Gynoecia terminal on main stem or leading branches, ♀ Bracts and bracteoles in 2–4 pairs, grading to subfloral leaves; innermost bract unequally bilobed, lobe oblong to ovate with acute to narrowly rounded apices, lobe margin entire; lobule almost equal in length to lobe (but narrower), ca. 0.3 connate, lanceolate to falcate, acuminate at apex, ventral margins with 1–2 strong teeth near middle. Innermost bracteole free or connate with female bract on one side, 0.3 to 0.7 bilobed, lobes triangular-lanceolate, acuminate-subulate apex, laciniate at base. Perianth exserted, large, to 1800 µm long × 800 µm wide, obovate-obpyriform, 2 broad lateral keels + 1 broad ventral keel, and occasionally inconspicuous, accessory keels, or becoming plicate towards the perianth apex and becoming retuse;surface smooth toward the very base and often the dorsal face, otherwise sparsely distributed with multicellular tubercles or subtriangular, scalelike outgrowths of (2) 3–5 (8) cells, particularly over the ventral surface and the keels; perianth beak cylindrical from base to apex, often long (ca. 1/8th in length of perianth) to 150 µm long.
Affinities, differentiation & variation:
Frullania anomala is the only species in subg. Australes with tubercles or scalelike outgrowths on the perianth surface, which are typically sparsely distributed over the entire ventral surface, particularly the ventral and lateral keels, and less often over the dorsal surface where they may be absent entirely. Hodgson (1949) astutely observed that this taxon appeared “nearest to F. incumbens, of which it might possibly be a parallel rough-perianthed form”. Indeed, in the absence of perianths this species is often difficult to distinguish from some forms of F. incumbens.
In gross morphology (excluding the perianth), only the lobules of the lateral branches tend to be strongly incumbent for F. anomala, whereas in typical forms of F. incumbens, the lobules of both the main stem and lateral branches have apices strongly inclined toward the stem. However, typical phases of both species can also be distinguished from each other by differences in the cell wall anatomy of the leaf-lobe: F. anomala has large subtriangular, convex trigones with semi-straight walls, occasionally lacking intermediate thickening, whereas F. incumbens has sinuose cell wall thickenings, including nodulose thickenings at the cell angles and nodulose intermediate thickenings. There also appears to be minor, but seemingly consistent differentiation on the basis of the number of oil-bodies in the basal cells of the leaf lobes.

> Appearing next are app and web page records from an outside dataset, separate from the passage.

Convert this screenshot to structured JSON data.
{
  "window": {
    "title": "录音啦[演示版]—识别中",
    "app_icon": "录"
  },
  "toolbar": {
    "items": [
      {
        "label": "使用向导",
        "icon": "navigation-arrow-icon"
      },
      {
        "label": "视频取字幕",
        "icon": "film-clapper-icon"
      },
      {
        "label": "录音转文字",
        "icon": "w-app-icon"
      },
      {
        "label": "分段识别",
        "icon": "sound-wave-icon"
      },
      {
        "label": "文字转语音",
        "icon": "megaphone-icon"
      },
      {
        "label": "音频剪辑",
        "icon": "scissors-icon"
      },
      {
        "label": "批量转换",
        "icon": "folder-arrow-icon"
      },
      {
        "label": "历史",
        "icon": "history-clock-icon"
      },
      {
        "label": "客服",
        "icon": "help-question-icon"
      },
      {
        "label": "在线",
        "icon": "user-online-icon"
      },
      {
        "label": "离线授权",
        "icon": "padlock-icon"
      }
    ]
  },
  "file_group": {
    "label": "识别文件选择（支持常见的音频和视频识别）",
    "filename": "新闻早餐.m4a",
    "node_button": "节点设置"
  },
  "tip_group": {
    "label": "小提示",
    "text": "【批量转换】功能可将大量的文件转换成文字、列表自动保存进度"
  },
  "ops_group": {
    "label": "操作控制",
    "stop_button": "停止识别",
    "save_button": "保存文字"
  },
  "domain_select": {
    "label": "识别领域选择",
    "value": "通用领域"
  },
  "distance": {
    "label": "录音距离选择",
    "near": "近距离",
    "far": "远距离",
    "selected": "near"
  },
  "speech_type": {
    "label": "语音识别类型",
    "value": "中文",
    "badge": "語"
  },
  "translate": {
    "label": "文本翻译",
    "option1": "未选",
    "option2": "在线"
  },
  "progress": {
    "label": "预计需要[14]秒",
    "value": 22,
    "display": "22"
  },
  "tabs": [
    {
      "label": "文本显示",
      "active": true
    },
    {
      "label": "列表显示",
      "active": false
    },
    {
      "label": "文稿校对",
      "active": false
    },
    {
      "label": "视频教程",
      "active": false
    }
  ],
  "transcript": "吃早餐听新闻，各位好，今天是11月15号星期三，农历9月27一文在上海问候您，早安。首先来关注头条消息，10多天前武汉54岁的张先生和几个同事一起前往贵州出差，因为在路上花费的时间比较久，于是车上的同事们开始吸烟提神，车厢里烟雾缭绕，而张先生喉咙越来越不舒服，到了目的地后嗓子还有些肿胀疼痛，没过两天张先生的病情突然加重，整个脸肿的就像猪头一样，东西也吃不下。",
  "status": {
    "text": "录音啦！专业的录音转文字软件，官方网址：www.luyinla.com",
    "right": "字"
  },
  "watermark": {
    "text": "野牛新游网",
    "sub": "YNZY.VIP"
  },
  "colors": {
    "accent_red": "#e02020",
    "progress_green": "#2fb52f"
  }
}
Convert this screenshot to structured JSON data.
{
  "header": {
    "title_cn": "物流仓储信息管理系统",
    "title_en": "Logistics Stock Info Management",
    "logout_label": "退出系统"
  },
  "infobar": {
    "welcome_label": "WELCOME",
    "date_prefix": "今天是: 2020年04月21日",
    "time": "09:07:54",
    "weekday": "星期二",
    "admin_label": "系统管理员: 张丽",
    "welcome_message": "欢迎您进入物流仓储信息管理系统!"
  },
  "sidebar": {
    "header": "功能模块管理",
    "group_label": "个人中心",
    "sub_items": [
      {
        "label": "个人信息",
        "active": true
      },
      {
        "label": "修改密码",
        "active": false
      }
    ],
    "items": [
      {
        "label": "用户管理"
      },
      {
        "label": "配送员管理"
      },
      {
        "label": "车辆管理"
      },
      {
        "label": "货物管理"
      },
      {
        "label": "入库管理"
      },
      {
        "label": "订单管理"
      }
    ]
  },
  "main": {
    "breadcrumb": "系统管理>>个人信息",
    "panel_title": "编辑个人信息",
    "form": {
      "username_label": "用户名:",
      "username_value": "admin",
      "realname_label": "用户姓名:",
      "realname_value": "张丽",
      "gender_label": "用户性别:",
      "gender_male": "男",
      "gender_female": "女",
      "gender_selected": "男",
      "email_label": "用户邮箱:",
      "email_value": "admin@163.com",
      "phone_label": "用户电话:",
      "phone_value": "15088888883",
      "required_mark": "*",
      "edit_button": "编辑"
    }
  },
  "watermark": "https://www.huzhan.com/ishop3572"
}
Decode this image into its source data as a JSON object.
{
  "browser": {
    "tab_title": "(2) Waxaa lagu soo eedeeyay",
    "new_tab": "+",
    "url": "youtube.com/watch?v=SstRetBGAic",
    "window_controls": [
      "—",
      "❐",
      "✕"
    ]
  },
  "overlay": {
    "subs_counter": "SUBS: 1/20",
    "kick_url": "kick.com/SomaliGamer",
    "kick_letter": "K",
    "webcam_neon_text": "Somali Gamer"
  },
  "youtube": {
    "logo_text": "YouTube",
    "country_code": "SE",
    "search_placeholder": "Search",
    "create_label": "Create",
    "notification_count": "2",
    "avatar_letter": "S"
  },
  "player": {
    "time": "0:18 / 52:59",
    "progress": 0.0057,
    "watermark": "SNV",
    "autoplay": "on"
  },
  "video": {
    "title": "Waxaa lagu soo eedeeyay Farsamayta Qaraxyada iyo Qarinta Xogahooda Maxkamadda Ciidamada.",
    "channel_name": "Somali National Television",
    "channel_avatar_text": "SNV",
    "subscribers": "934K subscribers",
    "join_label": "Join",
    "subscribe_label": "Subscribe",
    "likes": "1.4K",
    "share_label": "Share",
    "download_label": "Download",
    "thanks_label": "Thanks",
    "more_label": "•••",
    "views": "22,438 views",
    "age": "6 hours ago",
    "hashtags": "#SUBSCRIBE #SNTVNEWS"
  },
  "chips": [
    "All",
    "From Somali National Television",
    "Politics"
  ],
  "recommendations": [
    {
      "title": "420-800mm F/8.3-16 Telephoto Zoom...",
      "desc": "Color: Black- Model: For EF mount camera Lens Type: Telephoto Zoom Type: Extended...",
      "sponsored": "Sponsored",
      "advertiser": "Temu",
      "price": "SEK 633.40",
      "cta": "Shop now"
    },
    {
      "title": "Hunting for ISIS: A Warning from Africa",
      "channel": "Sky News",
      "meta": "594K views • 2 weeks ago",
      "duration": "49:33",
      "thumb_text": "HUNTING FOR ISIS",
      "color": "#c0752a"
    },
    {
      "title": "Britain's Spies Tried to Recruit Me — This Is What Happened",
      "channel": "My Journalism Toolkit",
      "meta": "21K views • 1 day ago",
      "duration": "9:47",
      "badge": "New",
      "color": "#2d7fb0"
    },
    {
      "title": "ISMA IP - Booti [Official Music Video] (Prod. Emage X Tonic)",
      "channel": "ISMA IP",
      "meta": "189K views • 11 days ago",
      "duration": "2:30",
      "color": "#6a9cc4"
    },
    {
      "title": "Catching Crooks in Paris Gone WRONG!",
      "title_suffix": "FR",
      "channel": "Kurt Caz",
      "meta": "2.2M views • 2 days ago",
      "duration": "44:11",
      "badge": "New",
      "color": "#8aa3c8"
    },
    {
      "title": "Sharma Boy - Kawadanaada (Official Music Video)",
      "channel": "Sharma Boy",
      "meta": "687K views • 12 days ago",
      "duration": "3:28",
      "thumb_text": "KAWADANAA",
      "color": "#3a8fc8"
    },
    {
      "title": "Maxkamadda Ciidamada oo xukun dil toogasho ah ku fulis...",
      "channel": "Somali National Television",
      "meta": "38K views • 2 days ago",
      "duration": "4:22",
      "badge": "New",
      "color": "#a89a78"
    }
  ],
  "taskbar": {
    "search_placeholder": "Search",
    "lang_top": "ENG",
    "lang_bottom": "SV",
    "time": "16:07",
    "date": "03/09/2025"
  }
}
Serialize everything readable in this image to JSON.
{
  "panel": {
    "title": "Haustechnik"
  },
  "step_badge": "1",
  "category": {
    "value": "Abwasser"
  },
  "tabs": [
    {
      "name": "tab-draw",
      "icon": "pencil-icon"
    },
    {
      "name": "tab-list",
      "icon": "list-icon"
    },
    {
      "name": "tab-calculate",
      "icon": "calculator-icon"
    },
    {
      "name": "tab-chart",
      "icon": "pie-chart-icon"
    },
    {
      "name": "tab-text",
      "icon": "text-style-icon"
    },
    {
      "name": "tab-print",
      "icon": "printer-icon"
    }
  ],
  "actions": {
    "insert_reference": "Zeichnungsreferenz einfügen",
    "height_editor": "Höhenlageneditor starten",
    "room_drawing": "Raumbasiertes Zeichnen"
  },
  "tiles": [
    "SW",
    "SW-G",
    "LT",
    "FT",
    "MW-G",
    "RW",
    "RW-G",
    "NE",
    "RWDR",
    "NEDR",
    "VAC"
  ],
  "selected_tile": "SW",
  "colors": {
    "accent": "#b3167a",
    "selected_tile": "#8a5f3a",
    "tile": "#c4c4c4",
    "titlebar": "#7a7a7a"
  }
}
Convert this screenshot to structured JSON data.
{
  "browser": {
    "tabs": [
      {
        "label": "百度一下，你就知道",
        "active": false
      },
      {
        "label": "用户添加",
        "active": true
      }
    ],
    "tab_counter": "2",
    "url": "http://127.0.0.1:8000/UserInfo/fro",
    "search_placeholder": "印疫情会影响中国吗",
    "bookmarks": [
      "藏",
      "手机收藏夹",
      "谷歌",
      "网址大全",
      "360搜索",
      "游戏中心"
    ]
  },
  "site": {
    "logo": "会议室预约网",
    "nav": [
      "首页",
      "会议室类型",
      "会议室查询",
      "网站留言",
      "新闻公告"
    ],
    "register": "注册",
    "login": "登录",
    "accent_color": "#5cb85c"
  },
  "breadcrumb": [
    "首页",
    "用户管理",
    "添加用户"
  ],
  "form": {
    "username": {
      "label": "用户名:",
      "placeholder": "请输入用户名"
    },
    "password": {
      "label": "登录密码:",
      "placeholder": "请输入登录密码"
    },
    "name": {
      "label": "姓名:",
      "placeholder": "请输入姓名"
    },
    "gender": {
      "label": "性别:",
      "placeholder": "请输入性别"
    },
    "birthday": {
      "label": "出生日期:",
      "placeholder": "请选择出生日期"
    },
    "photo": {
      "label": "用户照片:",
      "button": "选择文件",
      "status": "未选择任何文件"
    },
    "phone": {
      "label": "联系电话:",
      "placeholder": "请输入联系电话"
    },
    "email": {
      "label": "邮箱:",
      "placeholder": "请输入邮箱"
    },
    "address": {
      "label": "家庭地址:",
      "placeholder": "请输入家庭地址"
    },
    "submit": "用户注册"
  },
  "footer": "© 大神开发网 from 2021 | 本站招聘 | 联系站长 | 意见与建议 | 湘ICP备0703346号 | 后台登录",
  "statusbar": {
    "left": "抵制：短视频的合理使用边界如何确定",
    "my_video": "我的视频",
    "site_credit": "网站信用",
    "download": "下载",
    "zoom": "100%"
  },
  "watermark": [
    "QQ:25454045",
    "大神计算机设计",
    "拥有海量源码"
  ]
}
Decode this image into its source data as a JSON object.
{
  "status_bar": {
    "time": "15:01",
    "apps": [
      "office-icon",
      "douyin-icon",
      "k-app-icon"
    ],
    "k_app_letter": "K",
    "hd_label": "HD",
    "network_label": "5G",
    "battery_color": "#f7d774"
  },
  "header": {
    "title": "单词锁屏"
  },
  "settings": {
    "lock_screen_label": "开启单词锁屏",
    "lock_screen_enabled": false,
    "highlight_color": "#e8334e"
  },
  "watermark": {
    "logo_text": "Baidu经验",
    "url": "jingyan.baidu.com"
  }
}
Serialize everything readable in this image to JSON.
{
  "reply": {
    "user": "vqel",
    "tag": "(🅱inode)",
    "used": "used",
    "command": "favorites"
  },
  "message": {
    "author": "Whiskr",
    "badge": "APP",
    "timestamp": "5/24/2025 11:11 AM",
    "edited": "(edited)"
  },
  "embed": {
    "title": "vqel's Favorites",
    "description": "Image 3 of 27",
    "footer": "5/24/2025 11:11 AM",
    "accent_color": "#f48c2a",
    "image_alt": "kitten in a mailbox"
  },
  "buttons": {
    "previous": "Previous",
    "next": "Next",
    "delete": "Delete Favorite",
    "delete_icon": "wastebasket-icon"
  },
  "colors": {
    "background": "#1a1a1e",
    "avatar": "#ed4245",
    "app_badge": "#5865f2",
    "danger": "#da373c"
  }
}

Geographic distribution & ecology: Distributed throughout New Zealand, south of Auckland, and apparently a species associated with cool, wet conditions; in the North Island common above 800 m., and just below subalpine zones, but occurring at lower elevations southwards.